Data records for software interfaces
———

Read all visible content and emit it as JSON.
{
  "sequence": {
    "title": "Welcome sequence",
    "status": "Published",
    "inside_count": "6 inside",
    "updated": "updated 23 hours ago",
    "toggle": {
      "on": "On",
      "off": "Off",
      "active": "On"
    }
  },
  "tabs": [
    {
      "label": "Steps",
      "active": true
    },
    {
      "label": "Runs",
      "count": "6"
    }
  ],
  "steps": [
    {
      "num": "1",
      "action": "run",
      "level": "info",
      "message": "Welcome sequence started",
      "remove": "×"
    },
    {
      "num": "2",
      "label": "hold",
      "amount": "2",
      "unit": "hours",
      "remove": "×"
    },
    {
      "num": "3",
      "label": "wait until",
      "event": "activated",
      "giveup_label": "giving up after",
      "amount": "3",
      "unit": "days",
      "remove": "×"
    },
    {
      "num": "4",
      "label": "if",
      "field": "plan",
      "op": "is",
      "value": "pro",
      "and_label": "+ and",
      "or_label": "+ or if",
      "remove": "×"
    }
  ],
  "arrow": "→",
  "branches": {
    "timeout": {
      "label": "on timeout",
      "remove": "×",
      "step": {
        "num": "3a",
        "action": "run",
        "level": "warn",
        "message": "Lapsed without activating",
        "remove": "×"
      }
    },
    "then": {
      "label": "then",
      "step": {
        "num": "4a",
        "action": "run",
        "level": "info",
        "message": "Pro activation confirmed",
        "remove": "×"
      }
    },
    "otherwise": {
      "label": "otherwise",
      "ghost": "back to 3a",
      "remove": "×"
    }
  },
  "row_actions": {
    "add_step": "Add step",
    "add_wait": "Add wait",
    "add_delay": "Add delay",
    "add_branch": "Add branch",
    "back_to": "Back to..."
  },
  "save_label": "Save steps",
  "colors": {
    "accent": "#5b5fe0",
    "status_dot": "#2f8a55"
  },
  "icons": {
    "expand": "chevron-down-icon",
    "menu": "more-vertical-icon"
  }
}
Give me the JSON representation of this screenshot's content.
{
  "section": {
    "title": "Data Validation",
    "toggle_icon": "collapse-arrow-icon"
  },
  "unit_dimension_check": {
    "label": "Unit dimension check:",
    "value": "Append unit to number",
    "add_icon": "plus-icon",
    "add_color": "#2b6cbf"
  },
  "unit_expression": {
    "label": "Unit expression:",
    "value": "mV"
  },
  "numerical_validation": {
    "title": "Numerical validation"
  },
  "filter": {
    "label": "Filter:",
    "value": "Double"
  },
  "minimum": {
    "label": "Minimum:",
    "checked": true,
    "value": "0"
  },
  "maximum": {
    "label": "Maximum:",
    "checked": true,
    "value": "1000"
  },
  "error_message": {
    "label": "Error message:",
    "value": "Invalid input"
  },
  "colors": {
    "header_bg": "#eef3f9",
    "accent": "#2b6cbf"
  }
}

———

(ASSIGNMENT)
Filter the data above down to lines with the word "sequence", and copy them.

(SOLUTION)
  "sequence": {
    "title": "Welcome sequence",
      "message": "Welcome sequence started",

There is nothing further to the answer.